*EXERCISE OBJECTIVE*: For the string "Slack", state how many lines of the data hold it. Give nothing besides the number.

*INFORMATION*:
Content starts
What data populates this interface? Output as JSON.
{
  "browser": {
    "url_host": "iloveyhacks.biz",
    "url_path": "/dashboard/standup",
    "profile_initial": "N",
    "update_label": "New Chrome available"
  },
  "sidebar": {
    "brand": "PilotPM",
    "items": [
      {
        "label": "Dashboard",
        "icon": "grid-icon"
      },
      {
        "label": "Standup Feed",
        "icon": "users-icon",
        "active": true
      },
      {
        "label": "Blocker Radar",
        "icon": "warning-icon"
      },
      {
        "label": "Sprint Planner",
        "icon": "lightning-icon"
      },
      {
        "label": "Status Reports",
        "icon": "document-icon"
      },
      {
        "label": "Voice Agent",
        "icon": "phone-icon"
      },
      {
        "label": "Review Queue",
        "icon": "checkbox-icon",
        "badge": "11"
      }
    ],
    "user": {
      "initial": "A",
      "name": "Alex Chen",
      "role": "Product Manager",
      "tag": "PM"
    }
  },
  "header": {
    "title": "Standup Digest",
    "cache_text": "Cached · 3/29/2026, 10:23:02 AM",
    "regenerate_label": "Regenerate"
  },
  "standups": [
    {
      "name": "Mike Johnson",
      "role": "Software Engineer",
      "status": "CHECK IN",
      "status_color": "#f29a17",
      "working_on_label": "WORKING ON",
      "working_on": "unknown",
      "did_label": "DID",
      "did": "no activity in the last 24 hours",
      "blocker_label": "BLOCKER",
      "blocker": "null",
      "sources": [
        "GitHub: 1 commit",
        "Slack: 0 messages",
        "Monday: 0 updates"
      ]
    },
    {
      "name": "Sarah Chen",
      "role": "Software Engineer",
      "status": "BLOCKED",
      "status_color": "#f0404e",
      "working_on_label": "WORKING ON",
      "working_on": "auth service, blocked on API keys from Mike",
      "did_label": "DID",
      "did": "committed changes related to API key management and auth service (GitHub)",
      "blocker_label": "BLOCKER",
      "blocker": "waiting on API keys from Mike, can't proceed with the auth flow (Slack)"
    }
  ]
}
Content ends
*WRITTEN SOLUTION*: 2